Metasomatic Enrichment of Oceanic Lithospheric Mantle Documented by Petit-Spot Xenoliths

Monday, 14 December 2015: 08:00
310 (Moscone South)
Sebastien Pilet1, Natsue Abe2, Laetitia Rochat1, Naoto Hirano3, Shiki Machida2, Mary-Alix Kaczmarek1 and Othmar Muntener1, (1)University of Lausanne, Lausanne, Switzerland, (2)JAMSTEC Japan Agency for Marine-Earth Science and Technology, Kanagawa, Japan, (3)Tohoku University, Sendai, Japan
Oceanic lithosphere is generally interpreted as mantle residue after MORB extraction. It has been proposed, however, that metasomatism could take place at the interface between the low-velocity zone and the cooling and thickening oceanic lithosphere or by the percolation of low-degree melts produced in periphery of Mid Ocean Ridges. This later process is observed in slow spreading ridges and ophiolites where shallow oceanic lithospheric mantle could be metasomatized/refertilized during incomplete MORB melt extraction. Nevertheless, direct evidence for metasomatic refertilization of the deep part of the oceanic lithospheric mantle is still missing. Xenoliths and xenocrysts sampled by petit-spot volcanoes interpreted as low-degree melts extracted from the base of the lithosphere in response to plate flexure, provide important new information about the nature and the processes associated with the evolution of oceanic lithospheric mantle.

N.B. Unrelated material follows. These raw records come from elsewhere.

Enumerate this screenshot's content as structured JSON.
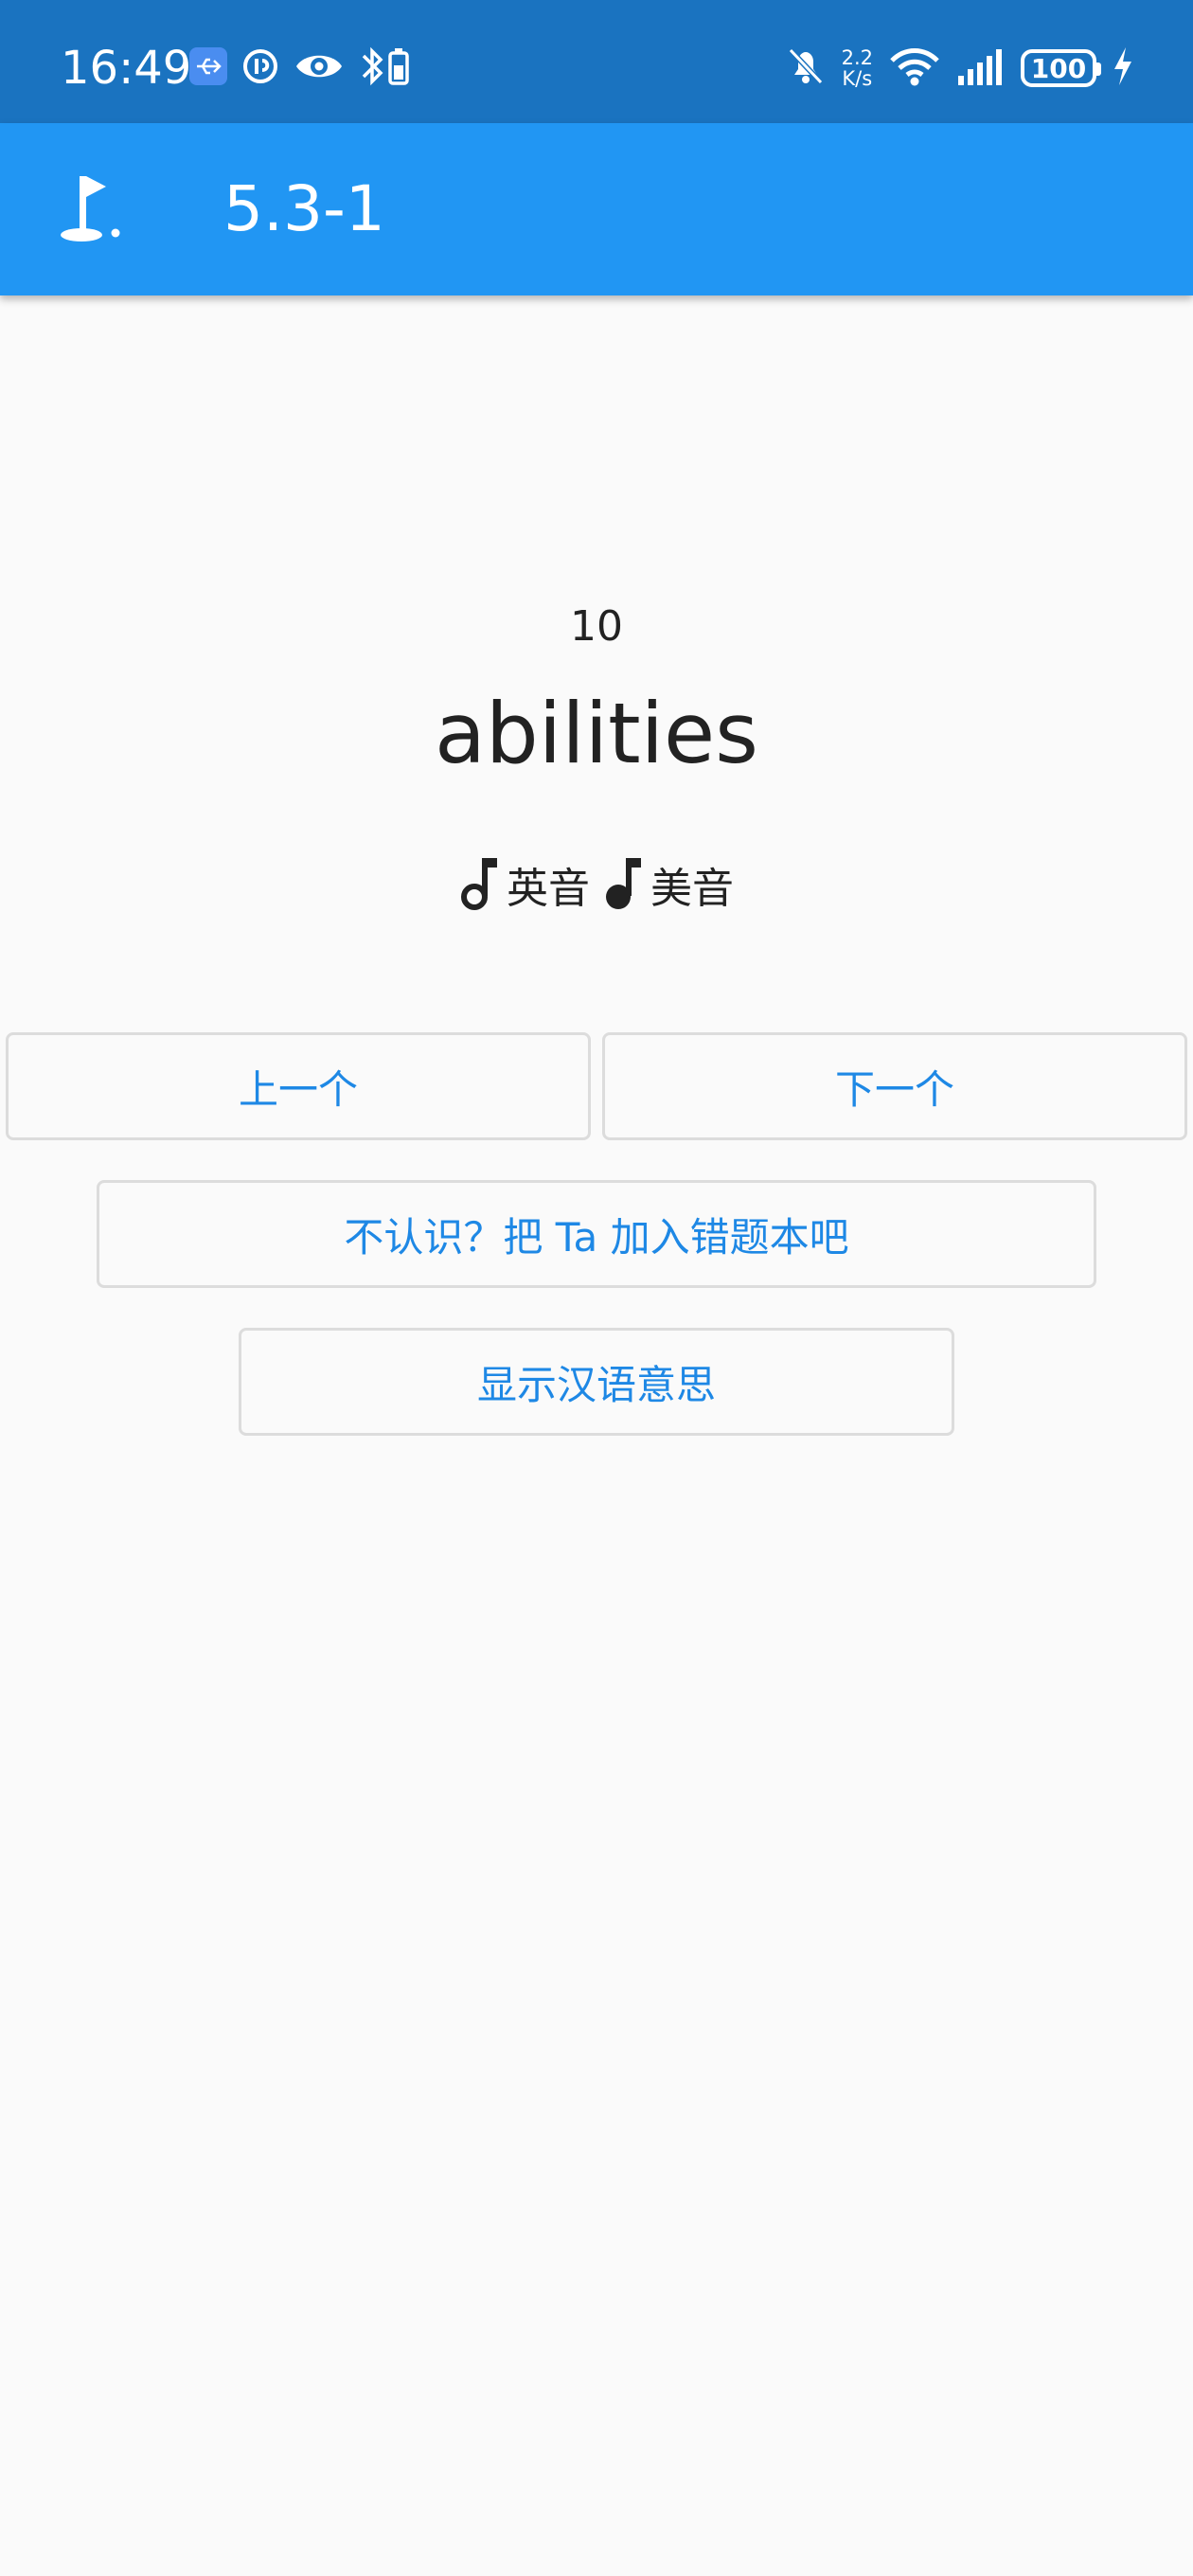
{
  "status_bar": {
    "time": "16:49",
    "net_speed_value": "2.2",
    "net_speed_unit": "K/s",
    "battery": "100",
    "left_icons": [
      "usb-debug-icon",
      "data-saver-icon",
      "eye-icon",
      "bluetooth-battery-icon"
    ],
    "right_icons": [
      "mute-bell-icon",
      "wifi-icon",
      "signal-icon",
      "battery-icon",
      "charging-icon"
    ]
  },
  "app_bar": {
    "icon": "golf-flag-icon",
    "title": "5.3-1",
    "background": "#2196f3"
  },
  "word": {
    "index": "10",
    "text": "abilities"
  },
  "pronunciation": {
    "uk_label": "英音",
    "us_label": "美音",
    "icon": "music-note-icon"
  },
  "buttons": {
    "prev": "上一个",
    "next": "下一个",
    "add_to_wrong_book": "不认识？把 Ta 加入错题本吧",
    "show_meaning": "显示汉语意思"
  },
  "colors": {
    "status_bar": "#1a73c0",
    "accent": "#1e88e5",
    "background": "#fafafa"
  }
}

Here, we report, first, the presence of a garnet xenocryst in petit-spot lavas from Japan characterized by low-Cr, low-Ti content and mostly flat MREE-HREE pattern. This garnet is interpreted as formed during subsolidus cooling of pyroxenitic or gabbroic cumulates formed at ~1 GPa during the incomplete melt extraction at the periphery of the Pacific mid-ocean ridge. It is the first time that such processes are documented in fast spreading context. Second, we report petit-spot mantle xenoliths with cpx trace element “signatures” characterized by high U, Th, relative depletion in Nb, Pb, Ti and high but variable LREE/HREE ratio suggesting equilibration depth closed to the Gt/Sp transition zone. Such “signatures” are unknown from oceanic settings and show unexpected similarity to melt-metasomatized gt-peridotites sampled by kimberlites. This similarity suggests that metasomatic processes are not restricted to continental setting, but could correspond to a global mechanism at the lithosphere–asthenosphere boundary. As plate flexure represents a global mechanism in subduction zone, a portion of oceanic lithospheric mantle is likely to be metasomatized; recycling of these enriched domains into the convecting mantle is fundamental to understand the generation of small scale mantle isotopic and volatile heterogeneities sampled by OIBs and MORBs.